In the centre of the room sat a dishevelled man. Unshaven. Unwashed. He hadn’t changed tuxedos in weeks. Around him sat half a dozen older, less disheveled men.
‘Do you know why you’re here?’ said one of them.
‘I used to believe that God created us,’ said the dishevelled man. ‘Then I went through a Buddhist phase. Then I believed that the universe itself was God and we were all part of it, a universal consciousness. Now… Now I don’t know what I believe.’ His name was Bond. Jim Bond to the overly familiar.
‘Yes, well, I was being a bit more specific than that, but in a way you’ve answered the question.’

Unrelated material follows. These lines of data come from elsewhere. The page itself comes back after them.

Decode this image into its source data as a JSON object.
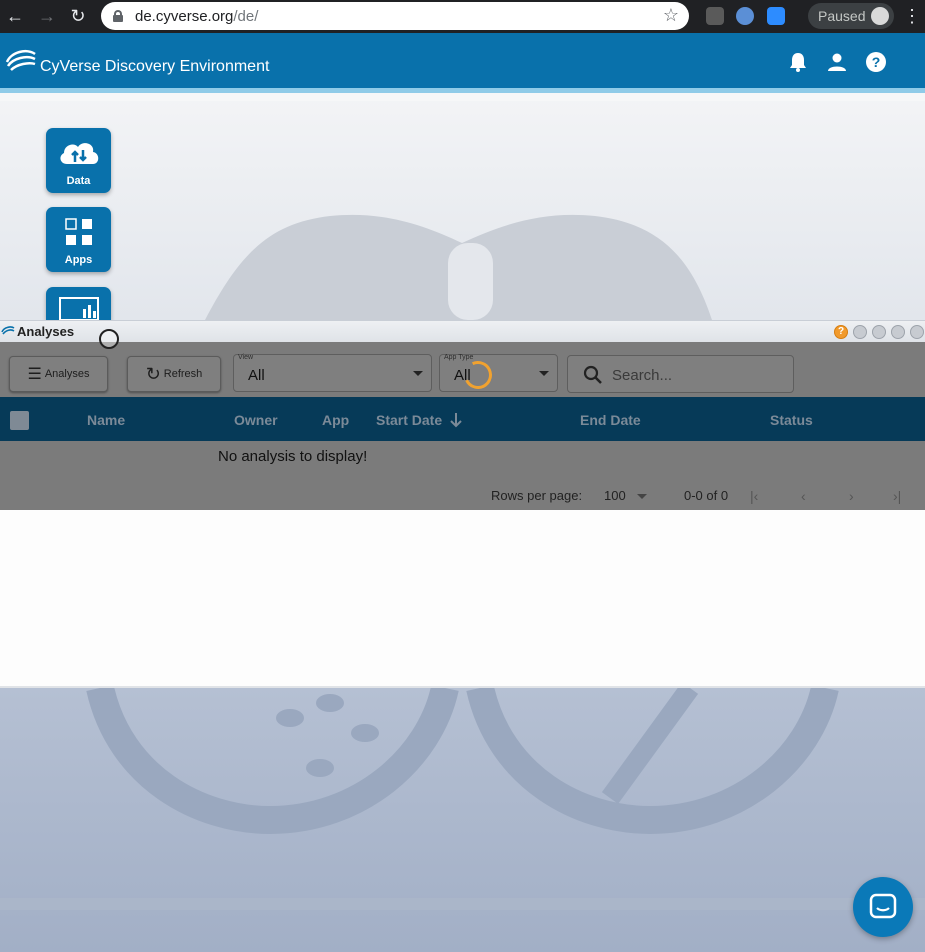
{
  "browser": {
    "url_host": "de.cyverse.org",
    "url_path": "/de/",
    "profile_status": "Paused"
  },
  "header": {
    "title": "CyVerse Discovery Environment"
  },
  "desktop": {
    "icons": [
      {
        "label": "Data"
      },
      {
        "label": "Apps"
      }
    ]
  },
  "analyses_window": {
    "title": "Analyses",
    "menu_button": "Analyses",
    "refresh_button": "Refresh",
    "view_select": {
      "caption": "View",
      "value": "All"
    },
    "app_type_select": {
      "caption": "App Type",
      "value": "All"
    },
    "search_placeholder": "Search...",
    "columns": [
      "Name",
      "Owner",
      "App",
      "Start Date",
      "End Date",
      "Status"
    ],
    "empty_message": "No analysis to display!",
    "pagination": {
      "rows_per_page_label": "Rows per page:",
      "rows_per_page": "100",
      "range": "0-0 of 0"
    }
  },
  "colors": {
    "header": "#0971ab",
    "grid_header": "#063a58",
    "spinner": "#f1a22f"
  }
}
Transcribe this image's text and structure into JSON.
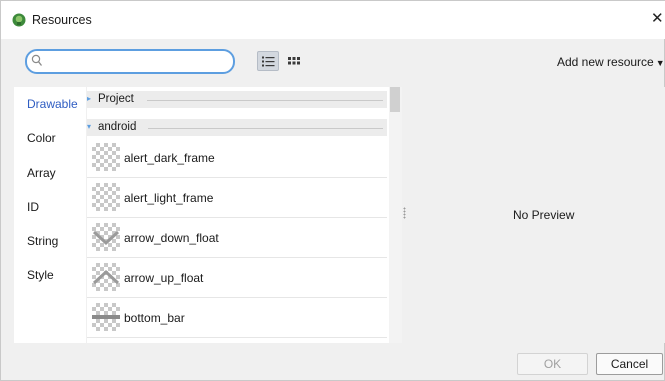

‘That implies that questions have answers,’ said Bond. ‘I used to believe that too. But they don’t. Questions just have more questions, like an infinite Russian nesting doll that wants you to be miserable, only with questions instead of little wooden women.’
‘Please shut up.’
‘What Bertrand is trying to say is that you are the world’s greatest spy,’ said another of the men.
‘More like the world’s greatest liar. The world’s greatest fraud. Do you know how many women I’ve given chlamydia? Because I don’t.’
‘Yes, well. Unfortunately, as you’ve so amply demonstrated, of late you have also become the world’s most depressed spy.’
‘And it’s beginning to affect your work.’
‘So instead of assassinating a father of two with the secret piano wire in my piano I broke down crying and ate a tub of ice cream, so what?’ said Bond.
‘So that father of two was also an international arms dealer who went on to sell a nuclear warhead to a terrorist organisation and now Paris isn’t there anymore.’
‘What difference does it make? Everything dies eventually, even Paris.’
‘And there was that business in Morocco.’
‘She didn’t care about the real me. She didn’t even know who I was.’
‘That was rather the point,’ said a third man.
Bond blew his nose. ‘Don’t I deserve someone who sleeps with me because of who I am on the inside? Not that anyone ever could.’
‘Well I’m not sure you would want to be loved by that particular woman.’
‘The public now know her as Theresa May.’
‘What’s the point of all this?’ said Bond. ‘Are you trying to make me feel worse?’
‘Do you recall when we said you were an alcoholic?’ said one of the men.
‘How could I forget?’
‘And we organised those meetings for you?’
‘That was the only time I’ve ever felt like anyone actually cared about me.’
‘Well, it was a mistake.’
Bond looked up from his hanky, eyes wet. ‘What?’
‘It turns out your alcoholism was the only thing holding you together.’
‘But, I was a ruthless, emotionless killer. I didn’t care who I hurt, or how many bodies I left behind. Did you know they all had loved ones? I didn’t know about loved ones until my meetings.’
The first man rang a bell, and a butler appeared with a tray. Upon it a single glass. ‘Drink up, James. It’s shaken, not stirred.’
As Bond stared silently at the glass, his hands began to shake.
‘Though to be honest I’ve never been able to see how that could make a perceivable difference.’